Figure S3. Effect of the quadruple blue/UVA light photoreceptor mutant cry1cry2phot1phot2 (quadblue) on shoot regeneration. Shown are the two wild-type parents of quadblue (Ohgishi et al. 2004), ecotypes Ler-0 (CS20) and Ws2 (CS2360/CS22659). Graphed are the (a) average number of regenerated shoots/explant and (b) percent explants with shoots, scored 4 weeks following excision. For (a,b), cotyledons were exposed to either darkness (black bars) or high light (∼100 μmol m−2 s−1, white bars) for 24 h after excision, then treated for another 4 weeks with continuous high light. For all experiments, explants (6–7 days post-germination) were placed on CIM plates for 5 days, then SIM for 10 days followed by fresh SIM for the remaining ∼3 weeks. See the legend for Figure 3 for explanations of percentages, asterisks and error bars, and Supporting Information Table S2 for statistical analysis. Each histogram is the mean of 5–18 replicates (26 cotyledons per replicate).

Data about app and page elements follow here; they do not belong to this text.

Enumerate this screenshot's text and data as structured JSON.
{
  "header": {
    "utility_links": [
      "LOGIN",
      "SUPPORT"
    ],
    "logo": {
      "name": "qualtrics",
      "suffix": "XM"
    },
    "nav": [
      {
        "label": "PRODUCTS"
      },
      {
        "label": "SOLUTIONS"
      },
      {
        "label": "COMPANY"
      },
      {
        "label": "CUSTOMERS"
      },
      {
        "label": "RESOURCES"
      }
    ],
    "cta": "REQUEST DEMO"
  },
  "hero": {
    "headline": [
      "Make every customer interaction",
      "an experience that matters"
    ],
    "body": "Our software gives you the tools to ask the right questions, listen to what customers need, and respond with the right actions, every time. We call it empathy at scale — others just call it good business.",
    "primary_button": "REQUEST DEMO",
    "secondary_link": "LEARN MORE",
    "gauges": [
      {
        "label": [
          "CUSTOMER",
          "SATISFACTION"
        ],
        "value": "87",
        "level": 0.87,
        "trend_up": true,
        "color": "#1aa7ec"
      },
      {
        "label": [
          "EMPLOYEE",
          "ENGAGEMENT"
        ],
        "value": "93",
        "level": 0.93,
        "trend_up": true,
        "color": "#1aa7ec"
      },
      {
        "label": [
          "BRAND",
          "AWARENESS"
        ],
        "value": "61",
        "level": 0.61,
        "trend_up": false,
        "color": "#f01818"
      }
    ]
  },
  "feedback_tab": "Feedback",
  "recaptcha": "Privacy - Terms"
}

Figure S4. Effect of mutations on visible anthocyanin accumulation in cotyledon explants four weeks after excision. Explants (6–7 days post-germination) were placed on CIM plates for 5 days, then SIM for 10 days followed by fresh SIM for the remaining ∼3 weeks. Explants were exposed to constant high light (∼100 μmol m−2 s−1) for ∼4 weeks, constant low light (∼20–30 μmol m−2 s−1) for ∼4 weeks, 1 or 5 days of darkness followed by constant high light for ∼4 weeks. Pictures of representative explants were taken at the end of the experiments. Shown are explants of the following ecotypes: (a-d) wild-type Ler-0 (CS20), (e-h) phyA-203 (CS6221), (i-l) phyB-1 (CS6211), (m-p) hy1-1 (CS67), and (q-t) cry1 (hy4-1, CS70). The asterisks denote treatment/genotype combinations that resulted in extremely low visible anthocyanin accumulation (n = 72).

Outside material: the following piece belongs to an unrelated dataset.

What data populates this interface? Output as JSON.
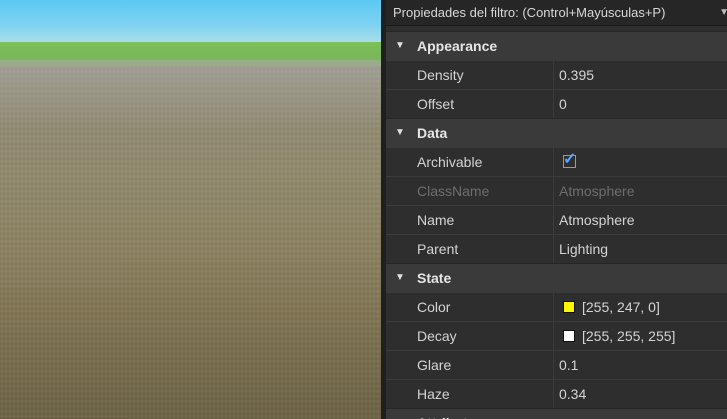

Figure S5. The effect of a cytokinin-overexpressing transgene (CaMV35S-IPT161) on shoot regeneration and anthocyanin accumulation. (a) Shoot regeneration of explants containing the CaMV35S-IPT161 transgene (pCYT::IPT, CS117) compared to wild-type ecotype C24 (CS906). Four light treatments were used: continuous high light (white, ∼100 μmol m−2 s−1) for ∼4 weeks, continuous low light (light grey, ∼20–30 μmol m−2 s−1) for ∼4 weeks, five days of high light followed by 10 days of darkness followed by continuous high light (white with diagonal lines), and five days of darkness post-excision then continuous high light (black). (b-e) Transgene effects on anthocyanin accumulation. The two treatments were: (b,d) extended high light (100 μmol m−2 s−1), followed by extended darkness, followed by high light (double shift), or (c,e) 5 days of darkness after excision and 4 more weeks of high light. For all experiments, explants (6–7 days post-germination) were placed on CIM plates for 5 days, then SIM for 10 days followed by fresh SIM for the remaining ∼3 weeks. The error bar is the standard error of the mean (SEM). Total experimental n = 732 cotyledons.

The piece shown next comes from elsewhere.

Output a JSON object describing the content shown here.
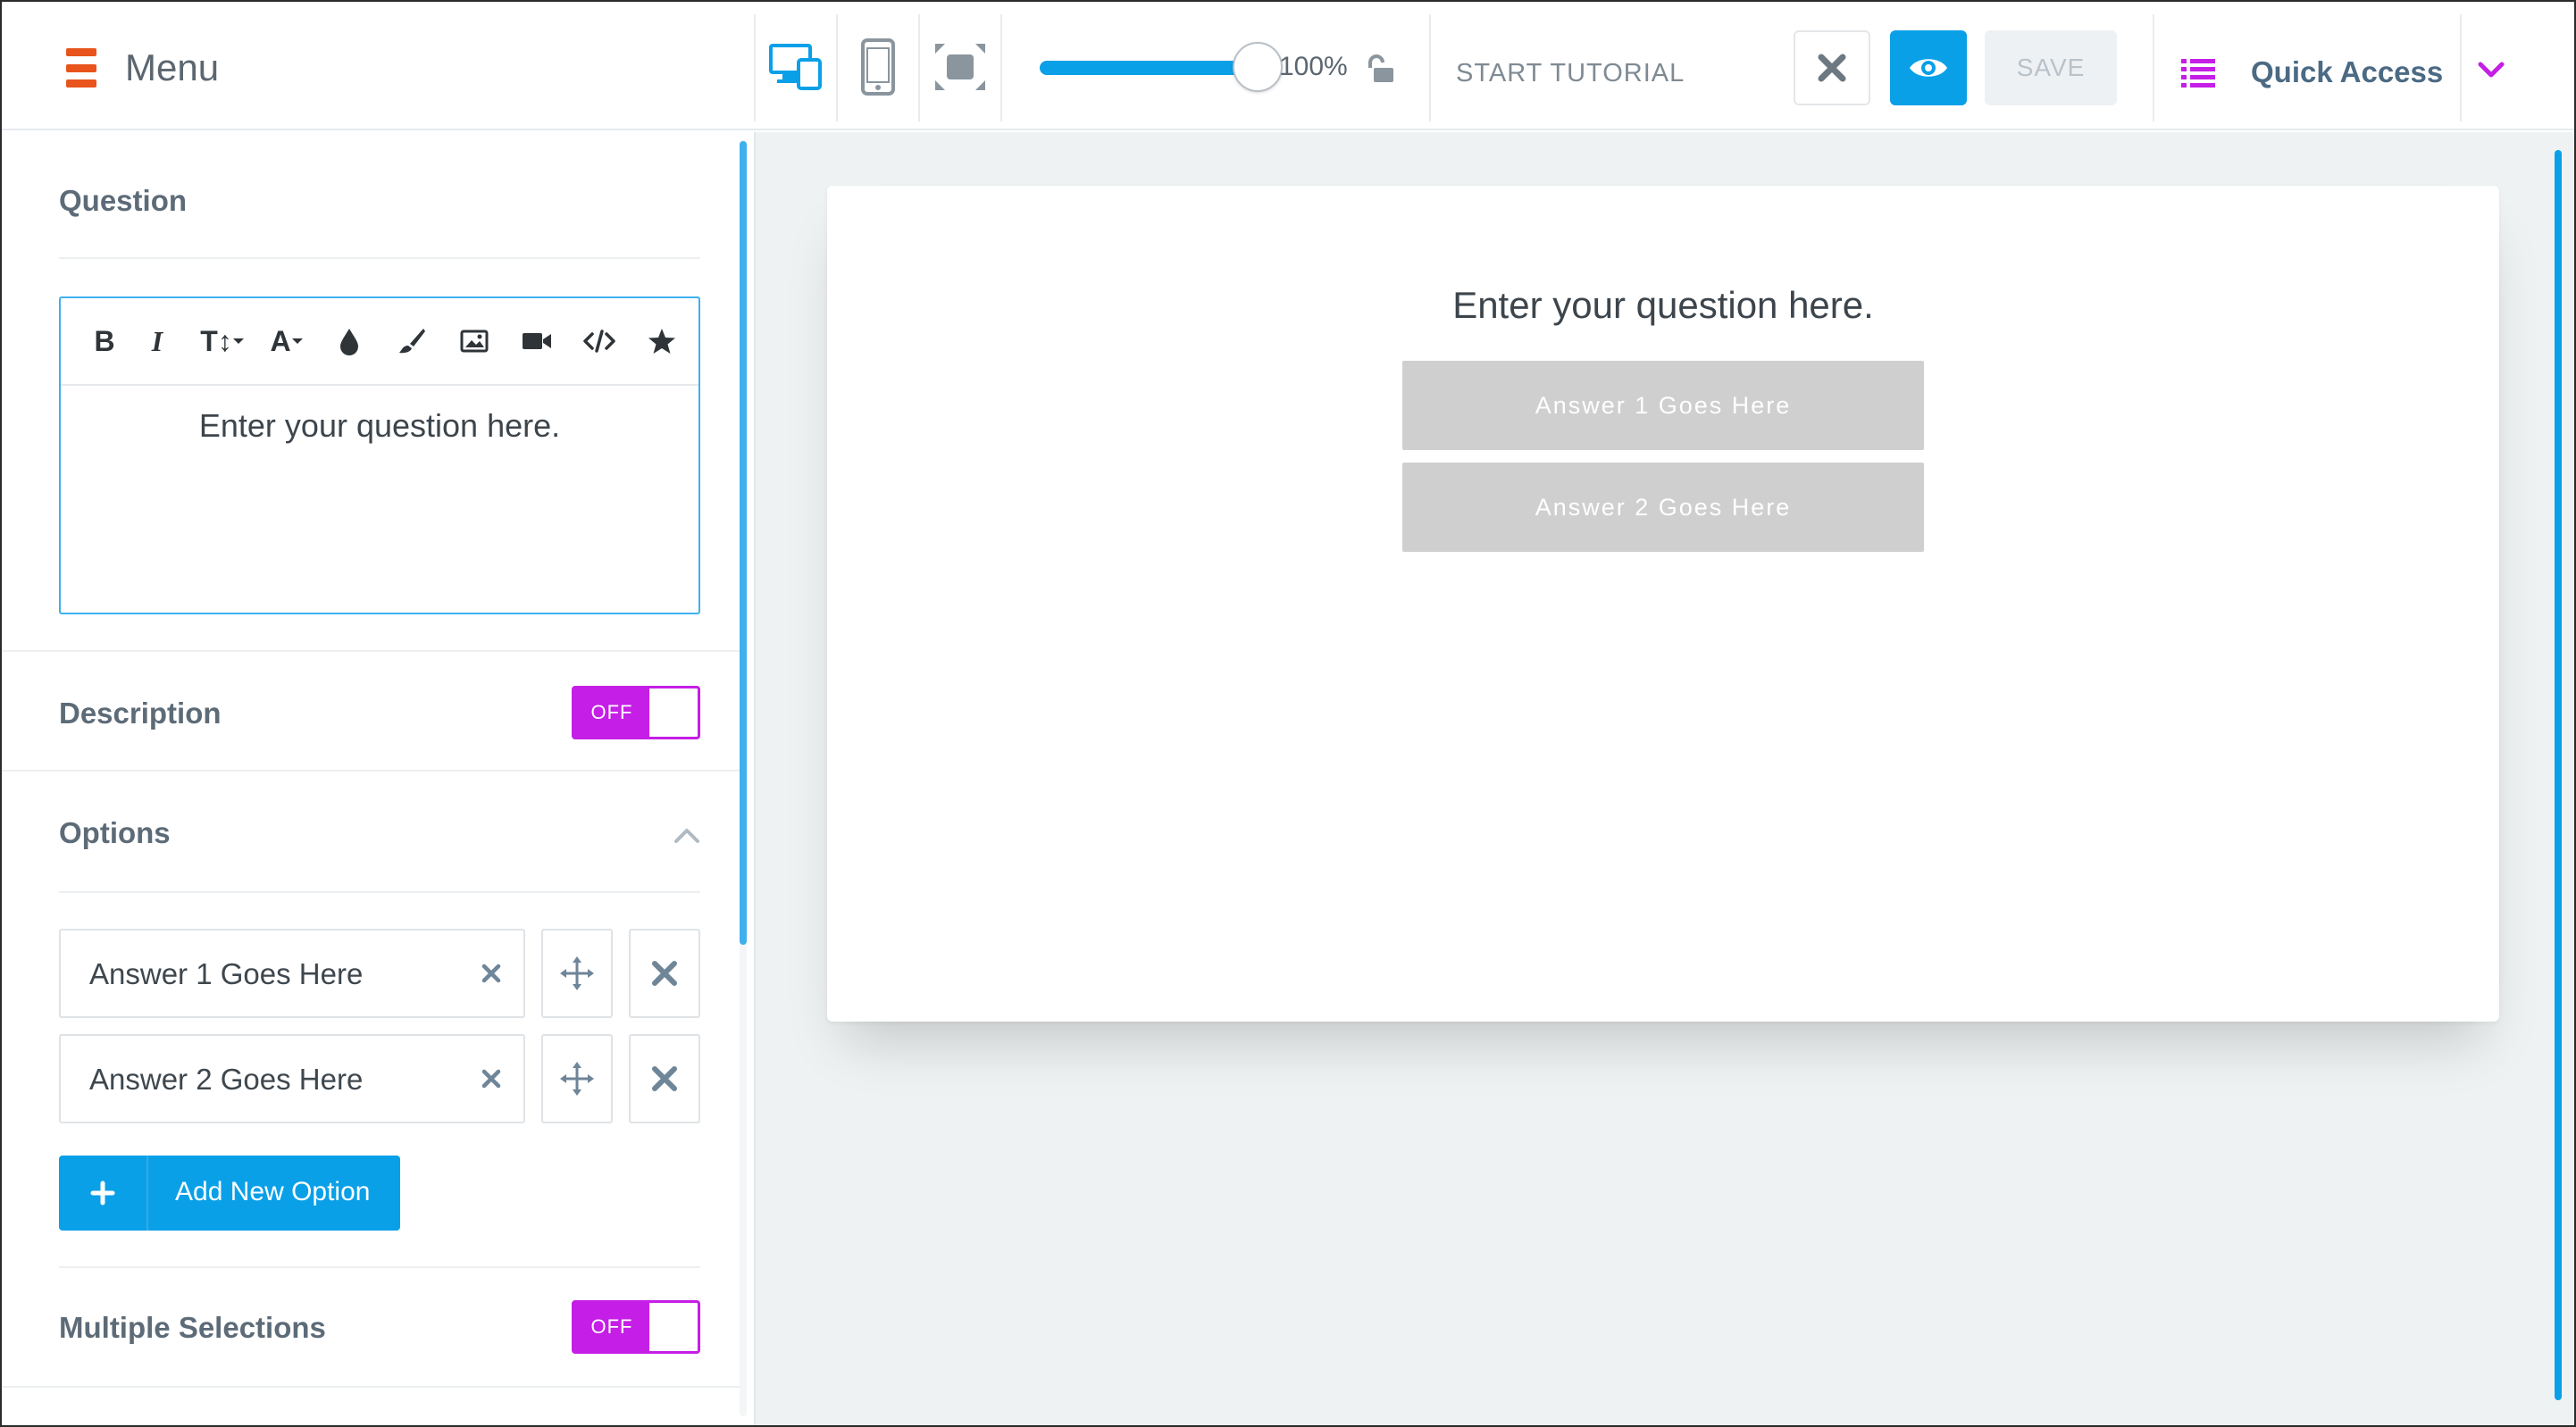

Figure S6. Pigment absorbance spectra and light emission spectra. Absorbance spectra of (a) chlorophylls and carotenoids (Buchanan, Gruissem & Jones 2000) and (b) anthocyanins (cyanidin-3-glucoside) (Strack, 1997; Gould et al. 2002b) as well as emission spectra of (c) cool white fluorescent light emitted from Sylvania F72T12CW/VHO bulbs and (d) incandescent Sylvania light bulbs (http://www.sylvania.com).

Table S1. Statistical testing for significant differences between mean shoot regeneration rates and regenerative tissue biomass, for initial light/dark treatments.

Table S2. Statistical testing for significant differences between mean shoot regeneration rates for all mutant, filter or pharmacological treatments presented.

FilenameFormatSizeDescription
pce2554_sm_FigureS1.tif2931KSupporting info item
pce2554_sm_FigureS2.tif6728KSupporting info item
pce2554_sm_FigureS3.tif1383KSupporting info item
pce2554_sm_FigureS4.tif5898KSupporting info item
pce2554_sm_FigureS5.jpg484KSupporting info item
pce2554_sm_FigureS6.jpg386KSupporting info item
pce2554_sm_summary.doc23KSupporting info item
pce2554_sm_TableS1.pdf88KSupporting info item
pce2554_sm_TableS2.pdf81KSupporting info item

Please note: Wiley Blackwell is not responsible for the content or functionality of any supporting information supplied by the authors. Any queries (other than missing content) should be directed to the corresponding author for the article.